*YOUR INSTRUCTIONS*. How many lines in the records below hold the string "applies"? Please answer with the number and nothing more.

*SUPPLIED RECORDS*.
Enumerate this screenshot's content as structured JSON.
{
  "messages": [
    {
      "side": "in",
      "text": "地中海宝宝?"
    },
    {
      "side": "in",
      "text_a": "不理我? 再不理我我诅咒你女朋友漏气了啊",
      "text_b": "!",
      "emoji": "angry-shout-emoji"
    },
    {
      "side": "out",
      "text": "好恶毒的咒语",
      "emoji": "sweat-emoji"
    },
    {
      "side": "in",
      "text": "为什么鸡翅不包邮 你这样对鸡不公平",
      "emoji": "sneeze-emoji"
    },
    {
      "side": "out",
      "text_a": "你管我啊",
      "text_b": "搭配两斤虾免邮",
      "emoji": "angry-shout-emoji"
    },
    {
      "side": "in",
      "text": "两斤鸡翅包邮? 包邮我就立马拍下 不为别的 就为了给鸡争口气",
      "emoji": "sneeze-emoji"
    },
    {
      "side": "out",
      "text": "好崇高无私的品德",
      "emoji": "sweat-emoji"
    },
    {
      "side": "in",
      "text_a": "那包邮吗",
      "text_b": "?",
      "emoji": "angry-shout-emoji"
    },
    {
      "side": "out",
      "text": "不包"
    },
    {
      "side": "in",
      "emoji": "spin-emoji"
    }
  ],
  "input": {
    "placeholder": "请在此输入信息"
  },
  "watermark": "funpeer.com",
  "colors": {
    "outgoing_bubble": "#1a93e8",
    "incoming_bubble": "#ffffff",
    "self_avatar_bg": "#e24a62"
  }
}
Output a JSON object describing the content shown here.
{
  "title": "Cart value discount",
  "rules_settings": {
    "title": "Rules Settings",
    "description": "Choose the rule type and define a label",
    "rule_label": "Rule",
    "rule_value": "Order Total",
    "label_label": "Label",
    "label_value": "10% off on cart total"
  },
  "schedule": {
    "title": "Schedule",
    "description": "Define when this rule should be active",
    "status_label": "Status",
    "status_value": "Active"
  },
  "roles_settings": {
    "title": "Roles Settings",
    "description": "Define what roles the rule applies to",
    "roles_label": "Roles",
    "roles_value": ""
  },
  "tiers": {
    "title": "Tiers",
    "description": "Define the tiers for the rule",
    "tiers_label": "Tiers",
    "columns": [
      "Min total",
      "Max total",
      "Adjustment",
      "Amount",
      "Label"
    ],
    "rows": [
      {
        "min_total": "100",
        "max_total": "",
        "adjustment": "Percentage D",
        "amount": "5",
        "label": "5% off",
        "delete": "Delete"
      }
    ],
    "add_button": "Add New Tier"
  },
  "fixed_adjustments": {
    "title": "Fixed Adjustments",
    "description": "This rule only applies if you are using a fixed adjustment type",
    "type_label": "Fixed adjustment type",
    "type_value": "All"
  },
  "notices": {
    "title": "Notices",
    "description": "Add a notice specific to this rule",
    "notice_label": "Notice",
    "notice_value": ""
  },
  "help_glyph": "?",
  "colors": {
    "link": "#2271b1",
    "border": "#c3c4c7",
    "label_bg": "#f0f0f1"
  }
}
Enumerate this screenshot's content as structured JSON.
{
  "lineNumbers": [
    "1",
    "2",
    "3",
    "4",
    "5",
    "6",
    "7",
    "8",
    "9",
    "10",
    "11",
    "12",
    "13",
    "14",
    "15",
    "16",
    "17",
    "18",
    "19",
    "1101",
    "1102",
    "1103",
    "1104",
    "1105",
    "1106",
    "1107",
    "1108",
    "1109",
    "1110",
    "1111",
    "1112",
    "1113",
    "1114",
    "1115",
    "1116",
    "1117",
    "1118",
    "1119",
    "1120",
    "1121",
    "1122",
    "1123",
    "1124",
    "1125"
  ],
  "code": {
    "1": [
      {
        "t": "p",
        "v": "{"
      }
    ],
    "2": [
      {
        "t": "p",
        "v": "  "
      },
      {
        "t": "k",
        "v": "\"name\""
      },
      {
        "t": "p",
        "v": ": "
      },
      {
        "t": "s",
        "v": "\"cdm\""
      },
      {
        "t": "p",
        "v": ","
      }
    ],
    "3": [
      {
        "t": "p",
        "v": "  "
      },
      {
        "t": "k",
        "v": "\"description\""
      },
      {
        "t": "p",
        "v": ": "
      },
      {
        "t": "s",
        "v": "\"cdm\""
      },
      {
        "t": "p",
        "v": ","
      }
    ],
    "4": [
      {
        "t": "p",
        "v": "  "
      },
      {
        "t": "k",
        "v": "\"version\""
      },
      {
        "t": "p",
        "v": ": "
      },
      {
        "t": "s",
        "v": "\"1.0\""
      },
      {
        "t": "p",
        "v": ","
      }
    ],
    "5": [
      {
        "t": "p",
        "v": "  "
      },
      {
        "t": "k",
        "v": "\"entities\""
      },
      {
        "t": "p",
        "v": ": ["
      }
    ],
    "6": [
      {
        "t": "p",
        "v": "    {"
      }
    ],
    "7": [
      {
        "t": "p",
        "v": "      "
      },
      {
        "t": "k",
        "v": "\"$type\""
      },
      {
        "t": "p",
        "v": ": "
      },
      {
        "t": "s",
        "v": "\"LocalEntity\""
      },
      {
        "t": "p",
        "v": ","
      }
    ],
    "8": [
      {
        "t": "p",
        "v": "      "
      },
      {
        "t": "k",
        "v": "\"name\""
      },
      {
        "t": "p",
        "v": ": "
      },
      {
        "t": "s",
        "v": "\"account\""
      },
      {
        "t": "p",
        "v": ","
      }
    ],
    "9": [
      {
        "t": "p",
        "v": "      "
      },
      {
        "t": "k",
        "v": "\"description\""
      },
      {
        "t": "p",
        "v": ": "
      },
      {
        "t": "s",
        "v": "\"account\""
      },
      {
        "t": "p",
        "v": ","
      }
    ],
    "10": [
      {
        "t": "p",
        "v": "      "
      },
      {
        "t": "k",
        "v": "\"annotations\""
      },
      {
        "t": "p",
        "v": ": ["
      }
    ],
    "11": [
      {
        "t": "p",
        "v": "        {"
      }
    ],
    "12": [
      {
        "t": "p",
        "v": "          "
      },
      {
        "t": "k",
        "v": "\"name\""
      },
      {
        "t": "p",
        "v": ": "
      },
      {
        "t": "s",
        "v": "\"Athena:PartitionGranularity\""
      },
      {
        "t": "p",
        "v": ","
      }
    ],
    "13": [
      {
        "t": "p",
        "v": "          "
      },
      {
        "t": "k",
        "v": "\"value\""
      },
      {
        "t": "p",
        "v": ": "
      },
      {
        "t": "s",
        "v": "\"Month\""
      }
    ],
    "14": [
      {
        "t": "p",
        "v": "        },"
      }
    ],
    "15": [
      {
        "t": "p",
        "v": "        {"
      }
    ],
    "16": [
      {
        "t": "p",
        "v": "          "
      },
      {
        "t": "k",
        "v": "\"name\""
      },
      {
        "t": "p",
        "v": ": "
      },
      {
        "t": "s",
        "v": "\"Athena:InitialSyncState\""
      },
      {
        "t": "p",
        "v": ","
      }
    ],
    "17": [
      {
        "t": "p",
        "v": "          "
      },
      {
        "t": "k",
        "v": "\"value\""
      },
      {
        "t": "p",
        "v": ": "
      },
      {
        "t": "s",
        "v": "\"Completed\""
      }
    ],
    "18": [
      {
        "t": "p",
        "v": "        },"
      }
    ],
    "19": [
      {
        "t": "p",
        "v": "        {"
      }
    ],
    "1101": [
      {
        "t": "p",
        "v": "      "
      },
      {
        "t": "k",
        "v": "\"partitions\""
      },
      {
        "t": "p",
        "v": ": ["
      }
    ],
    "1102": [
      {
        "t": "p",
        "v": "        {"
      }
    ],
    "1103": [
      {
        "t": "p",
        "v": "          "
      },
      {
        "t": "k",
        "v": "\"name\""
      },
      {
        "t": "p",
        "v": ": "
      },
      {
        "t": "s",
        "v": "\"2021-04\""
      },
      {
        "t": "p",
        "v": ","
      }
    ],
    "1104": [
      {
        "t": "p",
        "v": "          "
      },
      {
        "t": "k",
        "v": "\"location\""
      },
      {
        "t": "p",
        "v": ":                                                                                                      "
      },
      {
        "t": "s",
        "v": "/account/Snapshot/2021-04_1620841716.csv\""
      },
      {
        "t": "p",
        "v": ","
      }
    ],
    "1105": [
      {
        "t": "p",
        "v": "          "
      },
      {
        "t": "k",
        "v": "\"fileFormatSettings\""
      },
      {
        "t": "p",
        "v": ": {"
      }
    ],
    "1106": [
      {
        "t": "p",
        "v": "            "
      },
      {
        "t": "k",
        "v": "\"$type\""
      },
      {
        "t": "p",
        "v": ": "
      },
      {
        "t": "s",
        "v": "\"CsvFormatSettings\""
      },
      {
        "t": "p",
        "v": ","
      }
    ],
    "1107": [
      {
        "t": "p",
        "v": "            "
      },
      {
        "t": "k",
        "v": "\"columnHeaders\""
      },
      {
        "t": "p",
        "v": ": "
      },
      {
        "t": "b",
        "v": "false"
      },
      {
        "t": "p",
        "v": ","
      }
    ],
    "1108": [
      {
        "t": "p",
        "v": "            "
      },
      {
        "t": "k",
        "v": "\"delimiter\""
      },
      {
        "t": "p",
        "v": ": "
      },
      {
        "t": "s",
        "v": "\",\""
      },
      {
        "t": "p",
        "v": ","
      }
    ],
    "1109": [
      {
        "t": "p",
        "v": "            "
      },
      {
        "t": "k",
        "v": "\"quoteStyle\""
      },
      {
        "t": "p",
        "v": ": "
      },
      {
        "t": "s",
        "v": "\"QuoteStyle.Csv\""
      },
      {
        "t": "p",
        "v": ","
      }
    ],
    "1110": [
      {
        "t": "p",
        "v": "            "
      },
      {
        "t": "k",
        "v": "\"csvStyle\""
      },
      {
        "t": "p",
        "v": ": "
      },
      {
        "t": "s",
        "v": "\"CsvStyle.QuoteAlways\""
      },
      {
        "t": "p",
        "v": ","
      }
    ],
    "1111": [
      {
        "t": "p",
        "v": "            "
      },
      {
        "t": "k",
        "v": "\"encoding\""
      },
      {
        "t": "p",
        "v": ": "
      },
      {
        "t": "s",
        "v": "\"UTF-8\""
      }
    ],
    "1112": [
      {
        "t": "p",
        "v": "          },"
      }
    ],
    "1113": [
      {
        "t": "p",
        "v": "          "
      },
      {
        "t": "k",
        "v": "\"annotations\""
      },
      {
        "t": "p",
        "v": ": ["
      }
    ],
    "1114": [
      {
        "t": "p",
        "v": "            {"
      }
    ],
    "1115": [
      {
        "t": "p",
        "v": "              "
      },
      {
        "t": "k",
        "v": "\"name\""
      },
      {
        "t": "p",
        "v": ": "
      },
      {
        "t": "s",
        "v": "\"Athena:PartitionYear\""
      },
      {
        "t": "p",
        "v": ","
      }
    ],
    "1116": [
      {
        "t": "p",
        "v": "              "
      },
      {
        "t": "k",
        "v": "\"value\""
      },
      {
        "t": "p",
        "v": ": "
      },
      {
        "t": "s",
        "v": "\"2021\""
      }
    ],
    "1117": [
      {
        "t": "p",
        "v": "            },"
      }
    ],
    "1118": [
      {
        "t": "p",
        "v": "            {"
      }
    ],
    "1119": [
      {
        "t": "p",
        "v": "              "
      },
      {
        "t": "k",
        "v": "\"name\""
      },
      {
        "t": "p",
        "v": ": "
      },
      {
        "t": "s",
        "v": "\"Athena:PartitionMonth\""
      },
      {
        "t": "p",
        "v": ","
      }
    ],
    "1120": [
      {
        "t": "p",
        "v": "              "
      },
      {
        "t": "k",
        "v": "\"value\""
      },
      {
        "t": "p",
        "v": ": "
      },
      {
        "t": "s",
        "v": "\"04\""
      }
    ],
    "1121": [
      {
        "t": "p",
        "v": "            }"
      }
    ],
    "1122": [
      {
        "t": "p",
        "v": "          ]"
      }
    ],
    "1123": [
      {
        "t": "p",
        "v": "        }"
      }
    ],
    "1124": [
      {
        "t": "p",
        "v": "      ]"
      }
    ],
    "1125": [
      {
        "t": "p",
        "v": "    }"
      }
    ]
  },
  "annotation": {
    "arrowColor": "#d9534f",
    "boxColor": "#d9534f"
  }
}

*ANSWER FOR THE TASK*. 2